“When they told me that I had just a three per cent chance of walking again, it really didn’t faze me. I knew that was an arbitrary number and being a scientist myself understood that all bodies heal and recovery is different and that my outcome after SCI couldn’t be predicted.
“Mentally, I thought, ok time to focus on physical therapy and taking it day by day in learning to get back to as close to where I was before my injury – living independently, working, traveling and swimming.
“Because of my faith, I was able to accept what happened. I prayed and read positive books and poems knowing that I couldn’t change what had happened but that I could learn to live my best life despite/with the injury.
“The turning point for me was when a friend told me just weeks after my injury that I needed to focus on getting better and the long road of rehab and recovery ahead of me and not consume myself with why me and who did this?
“I have always been an athlete and loved sports, so naturally when I was looking to go back to living as close to as I was before my injury, working out and swimming was a priority. These things were just done differently now.
“This was easy to do because of National Rehabilitation Hospital (NRH) that had various adaptive sports and a gym that was accessible for persons who use wheelchairs. Being able to work out and stay active has helped my mind heal and to keep me healthy living with an SCI which often comes with many other medical issues.”
Chanelle’s support network of family, friends and colleagues has played a big role in her recovery and she says the experience has taught her the power of positive thinking when things don’t quite go to plan.
She is now a peer mentor at the NRH in Washington DC where she provides encouragement to others living with a spinal cord injury.
In 2013 Chanelle learnt to drive using hand controls and she is now able to take road trips again and has driven over 80,000 miles since learning to drive again.

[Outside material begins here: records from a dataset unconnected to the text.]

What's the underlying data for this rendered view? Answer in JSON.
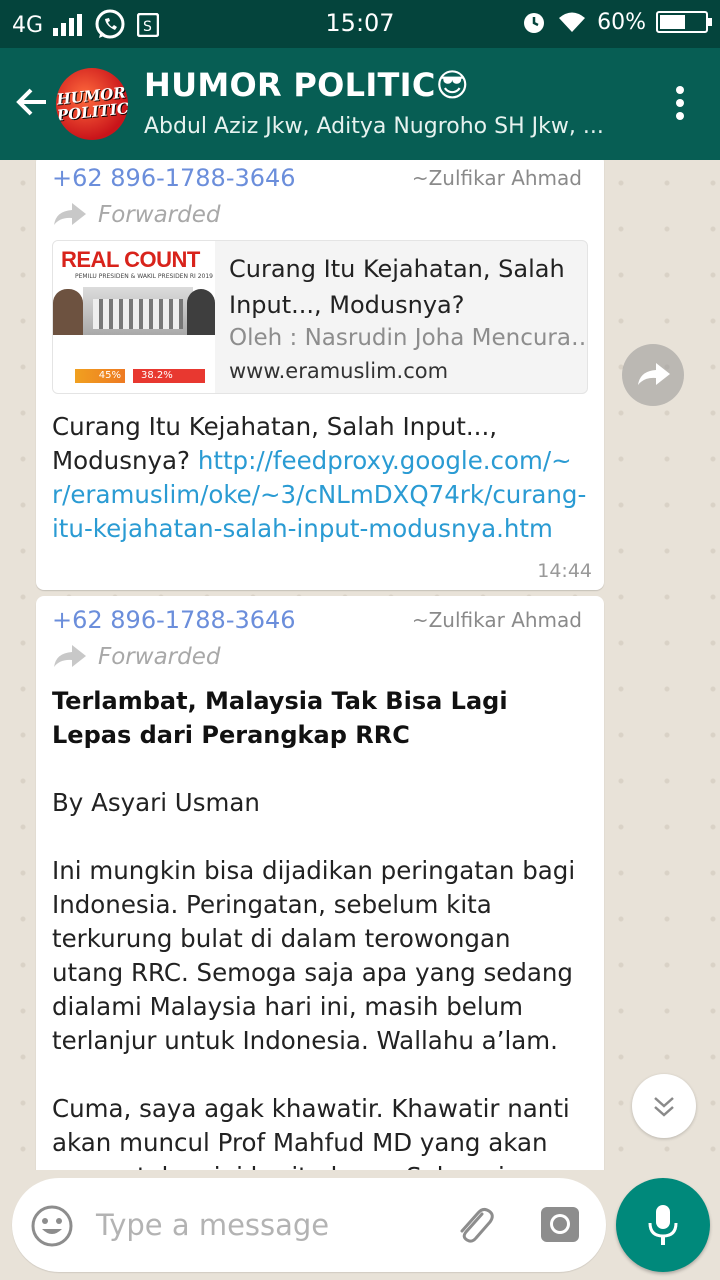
{
  "status_bar": {
    "network": "4G",
    "time": "15:07",
    "battery": "60%",
    "battery_level": 0.6,
    "icons": [
      "signal-icon",
      "whatsapp-icon",
      "sim-icon",
      "alarm-icon",
      "wifi-icon",
      "battery-icon"
    ]
  },
  "header": {
    "back_icon": "back-arrow-icon",
    "avatar_text": "HUMOR POLITIC",
    "title": "HUMOR POLITIC😎",
    "subtitle": "Abdul Aziz Jkw, Aditya Nugroho SH Jkw, ...",
    "menu_icon": "more-vert-icon"
  },
  "messages": [
    {
      "sender_phone": "+62 896-1788-3646",
      "sender_name": "~Zulfikar Ahmad",
      "forwarded_label": "Forwarded",
      "link_preview": {
        "thumb_heading": "REAL COUNT",
        "thumb_sub": "PEMILU PRESIDEN & WAKIL PRESIDEN RI 2019",
        "thumb_value_1": "45%",
        "thumb_value_2": "38.2%",
        "title": "Curang Itu Kejahatan, Salah Input..., Modusnya?",
        "description": "Oleh : Nasrudin Joha Mencurangi...",
        "domain": "www.eramuslim.com"
      },
      "text": "Curang Itu Kejahatan,  Salah Input..., Modusnya? ",
      "link": "http://feedproxy.google.com/~r/eramuslim/oke/~3/cNLmDXQ74rk/curang-itu-kejahatan-salah-input-modusnya.htm",
      "time": "14:44"
    },
    {
      "sender_phone": "+62 896-1788-3646",
      "sender_name": "~Zulfikar Ahmad",
      "forwarded_label": "Forwarded",
      "headline": "Terlambat, Malaysia Tak Bisa Lagi Lepas dari Perangkap RRC",
      "paragraphs": [
        "By Asyari Usman",
        "Ini mungkin bisa dijadikan peringatan bagi Indonesia. Peringatan, sebelum kita terkurung bulat di dalam terowongan utang RRC. Semoga saja apa yang sedang dialami Malaysia hari ini, masih belum terlanjur untuk Indonesia. Wallahu a’lam.",
        "Cuma, saya agak khawatir. Khawatir nanti akan muncul Prof Mahfud MD yang akan mengatakan ini berita hoax. Sebagaimana"
      ]
    }
  ],
  "floating": {
    "share_icon": "forward-share-icon",
    "scroll_icon": "scroll-down-icon"
  },
  "input": {
    "placeholder": "Type a message",
    "emoji_icon": "emoji-icon",
    "attach_icon": "attach-icon",
    "camera_icon": "camera-icon",
    "mic_icon": "mic-icon"
  }
}
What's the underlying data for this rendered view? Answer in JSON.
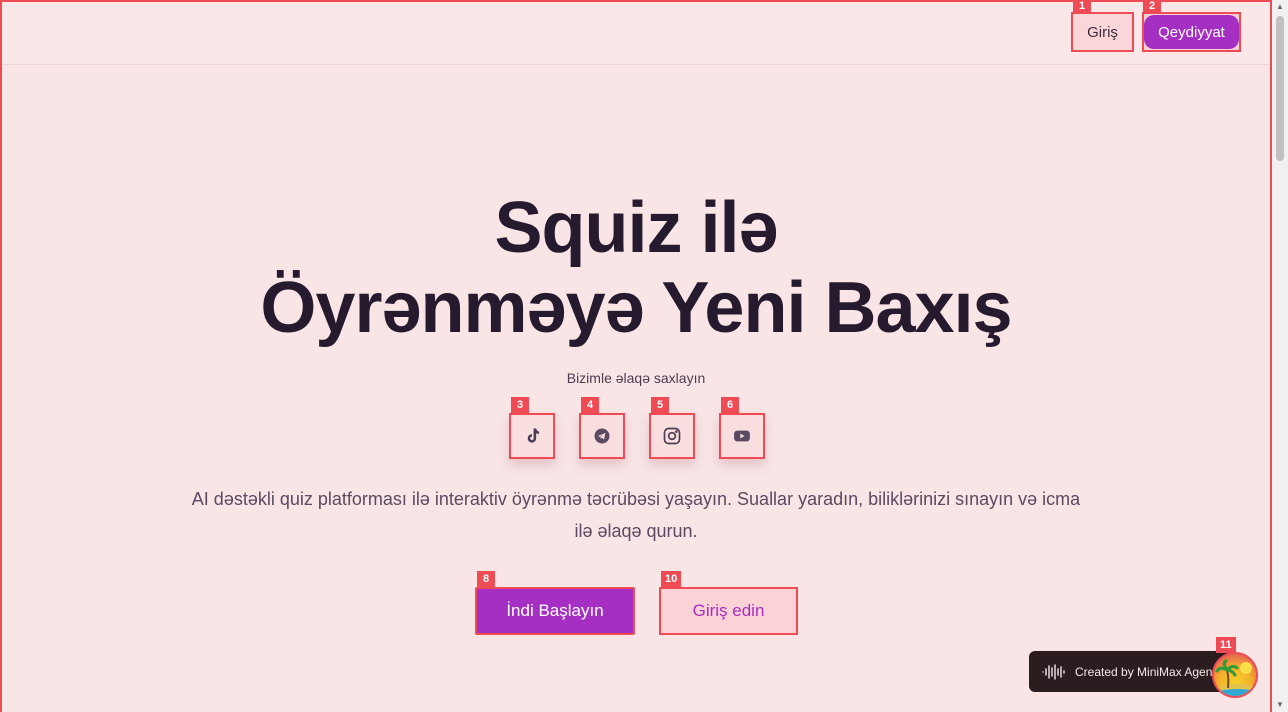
{
  "header": {
    "login_label": "Giriş",
    "register_label": "Qeydiyyat"
  },
  "hero": {
    "title_line1": "Squiz ilə",
    "title_line2": "Öyrənməyə Yeni Baxış",
    "contact_label": "Bizimle əlaqə saxlayın",
    "description": "AI dəstəkli quiz platforması ilə interaktiv öyrənmə təcrübəsi yaşayın. Suallar yaradın, biliklərinizi sınayın və icma ilə əlaqə qurun.",
    "start_label": "İndi Başlayın",
    "login_label": "Giriş edin"
  },
  "social": [
    {
      "icon": "tiktok-icon"
    },
    {
      "icon": "telegram-icon"
    },
    {
      "icon": "instagram-icon"
    },
    {
      "icon": "youtube-icon"
    }
  ],
  "badges": [
    "1",
    "2",
    "3",
    "4",
    "5",
    "6",
    "8",
    "10",
    "11"
  ],
  "footer_widget": {
    "text": "Created by MiniMax Agent",
    "icon": "waveform-icon"
  },
  "colors": {
    "background": "#f9e5e6",
    "accent": "#a62fc3",
    "annotation": "#ef4b55",
    "text_dark": "#261a2e"
  }
}
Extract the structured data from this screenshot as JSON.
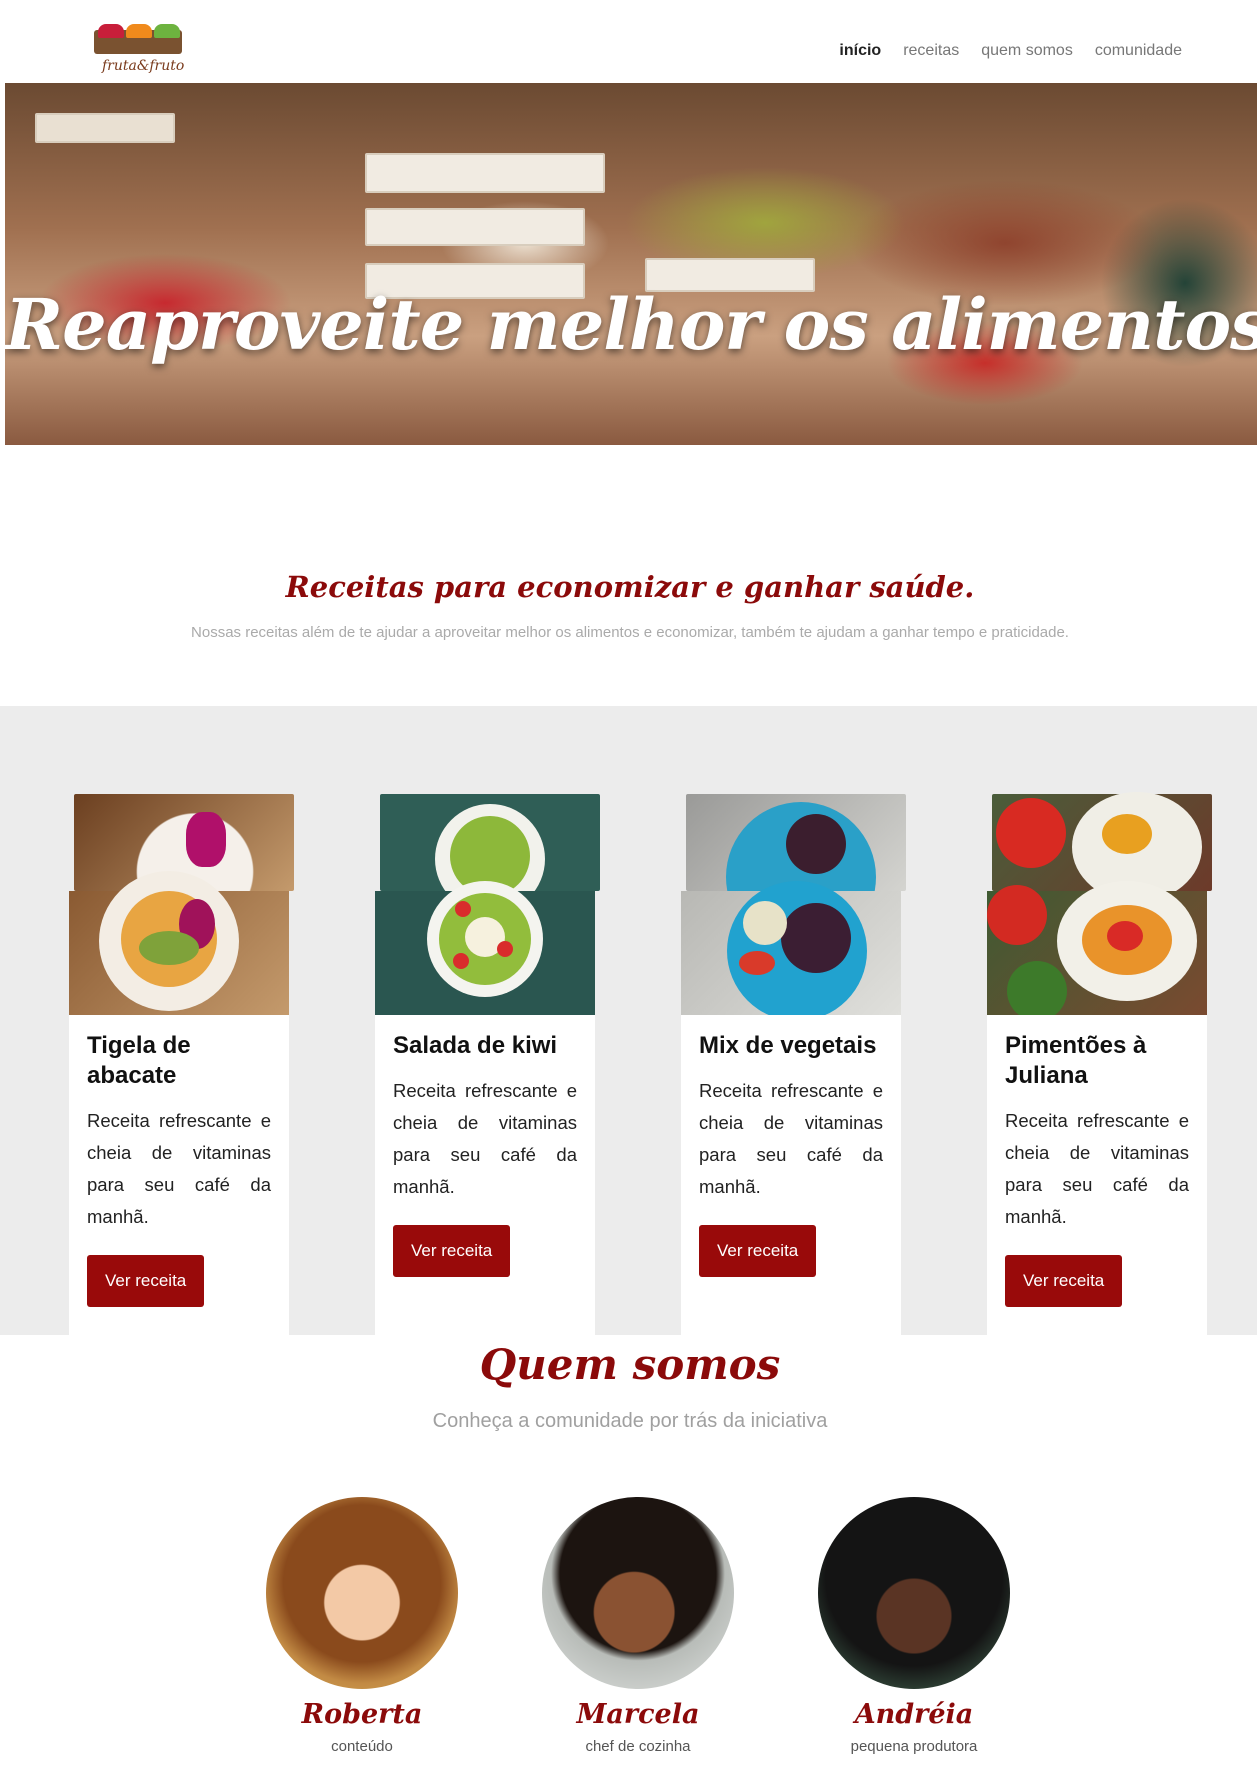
{
  "brand": {
    "logo_text": "fruta&fruto",
    "colors": {
      "primary": "#8b0a0a",
      "button": "#990a0a",
      "band": "#ececec"
    }
  },
  "nav": {
    "items": [
      {
        "label": "início",
        "active": true
      },
      {
        "label": "receitas",
        "active": false
      },
      {
        "label": "quem somos",
        "active": false
      },
      {
        "label": "comunidade",
        "active": false
      }
    ]
  },
  "hero": {
    "title": "Reaproveite melhor os alimentos!",
    "image": "market-produce-photo"
  },
  "recipes": {
    "heading": "Receitas para economizar e ganhar saúde.",
    "subheading": "Nossas receitas além de te ajudar a aproveitar melhor os alimentos e economizar, também te ajudam a ganhar tempo e praticidade.",
    "cards": [
      {
        "title": "Tigela de abacate",
        "text": "Receita refrescante e cheia de vitaminas para seu café da manhã.",
        "button": "Ver receita",
        "image": "avocado-bowl-photo"
      },
      {
        "title": "Salada de kiwi",
        "text": "Receita refrescante e cheia de vitaminas para seu café da manhã.",
        "button": "Ver receita",
        "image": "kiwi-salad-photo"
      },
      {
        "title": "Mix de vegetais",
        "text": "Receita refrescante e cheia de vitaminas para seu café da manhã.",
        "button": "Ver receita",
        "image": "vegetable-mix-photo"
      },
      {
        "title": "Pimentões à Juliana",
        "text": "Receita refrescante e cheia de vitaminas para seu café da manhã.",
        "button": "Ver receita",
        "image": "julienne-peppers-photo"
      }
    ]
  },
  "about": {
    "heading": "Quem somos",
    "subheading": "Conheça a comunidade por trás da iniciativa",
    "members": [
      {
        "name": "Roberta",
        "role": "conteúdo"
      },
      {
        "name": "Marcela",
        "role": "chef de cozinha"
      },
      {
        "name": "Andréia",
        "role": "pequena produtora"
      }
    ]
  }
}
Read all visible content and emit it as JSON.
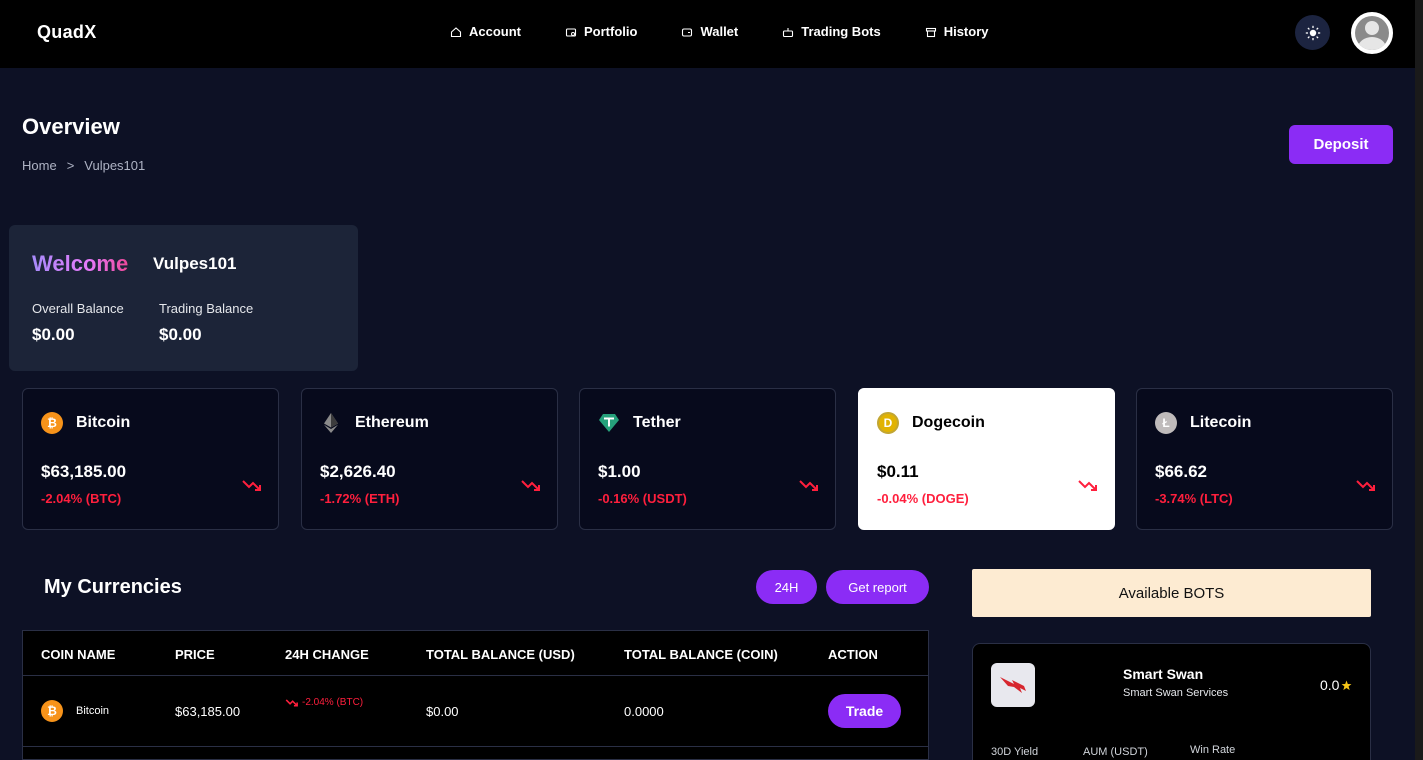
{
  "brand": {
    "logo_text": "QuadX"
  },
  "nav": {
    "items": [
      {
        "label": "Account",
        "icon": "home-icon"
      },
      {
        "label": "Portfolio",
        "icon": "portfolio-icon"
      },
      {
        "label": "Wallet",
        "icon": "wallet-icon"
      },
      {
        "label": "Trading Bots",
        "icon": "bot-icon"
      },
      {
        "label": "History",
        "icon": "archive-icon"
      }
    ],
    "theme_toggle_icon": "sun-icon",
    "avatar_icon": "user-avatar-icon"
  },
  "header": {
    "title": "Overview",
    "breadcrumb": {
      "home": "Home",
      "sep": ">",
      "current": "Vulpes101"
    },
    "deposit_label": "Deposit"
  },
  "welcome": {
    "greeting": "Welcome",
    "username": "Vulpes101",
    "overall_label": "Overall Balance",
    "overall_value": "$0.00",
    "trading_label": "Trading Balance",
    "trading_value": "$0.00"
  },
  "coins": [
    {
      "name": "Bitcoin",
      "price": "$63,185.00",
      "change": "-2.04% (BTC)",
      "icon": "bitcoin-icon",
      "color": "#f7931a",
      "glyph": "₿"
    },
    {
      "name": "Ethereum",
      "price": "$2,626.40",
      "change": "-1.72% (ETH)",
      "icon": "ethereum-icon",
      "color": "#627eea",
      "glyph": ""
    },
    {
      "name": "Tether",
      "price": "$1.00",
      "change": "-0.16% (USDT)",
      "icon": "tether-icon",
      "color": "#26a17b",
      "glyph": "T"
    },
    {
      "name": "Dogecoin",
      "price": "$0.11",
      "change": "-0.04% (DOGE)",
      "icon": "dogecoin-icon",
      "color": "#c2a633",
      "glyph": "D"
    },
    {
      "name": "Litecoin",
      "price": "$66.62",
      "change": "-3.74% (LTC)",
      "icon": "litecoin-icon",
      "color": "#bfbbbb",
      "glyph": "Ł"
    }
  ],
  "currencies": {
    "title": "My Currencies",
    "period_label": "24H",
    "report_label": "Get report",
    "columns": [
      "COIN NAME",
      "PRICE",
      "24H CHANGE",
      "TOTAL BALANCE (USD)",
      "TOTAL BALANCE (COIN)",
      "ACTION"
    ],
    "rows": [
      {
        "coin": "Bitcoin",
        "price": "$63,185.00",
        "change": "-2.04% (BTC)",
        "usd": "$0.00",
        "coin_balance": "0.0000",
        "action": "Trade"
      }
    ]
  },
  "bots": {
    "header": "Available BOTS",
    "items": [
      {
        "name": "Smart Swan",
        "provider": "Smart Swan Services",
        "rating": "0.0",
        "yield_label": "30D Yield",
        "aum_label": "AUM (USDT)",
        "winrate_label": "Win Rate"
      }
    ]
  },
  "colors": {
    "accent": "#8b2cf5",
    "negative": "#ff1f3d",
    "background": "#0d1125",
    "card": "#070a1c"
  }
}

On November 1, 2019, Chanelle achieved her goal of walking down the aisle after two hours of physical therapy a week for six months along with her determination to keep walking at home.
“The reaction was tears and awe! All my family that was there that night with me in the hospital after my injury, were there to watch me walk down the aisle,” said Chanelle.
“My wedding day or walking down the aisle, or swimming were not even a thought when I was first paralysed – I knew I needed to focus on doing the simplest of things and figuring out how to move around in a wheelchair.
“After about six months of being paralysed, that is when I thought about swimming again and my physical therapist got me back in the pool, although a small therapy pool at the outpatient rehab centre in Washington, DC, USA, when I was discharged from the hospital in Virginia, with all sorts of flotation devices on my legs.
“To be able to swim again, is freeing. It’s one of the few things I get to do without my wheelchair and the physical identity of the woman in a wheelchair. Being in a pool with others makes you forget that you are living with this life changing injury that comes with almost daily chronic pains and discomforts.
“Walking down the aisle is by far the biggest achievement for me that I am so very proud of myself for the work I put in for those six months.
“No circumstance is as bad as you think it is, or as it seems. The mind is very powerful, so use it to transmit positivity in any situation to overcome.
“Be patient with yourself as being paralysed from the chest down and being newly diagnosed with a spinal cord injury comes with a lot of changes.
“Take your days one day at a time and set goals as to how you are going to live life fruitfully with an SCI.”
To find out more about Chanelle’s story see www.instagram.com/chanellescause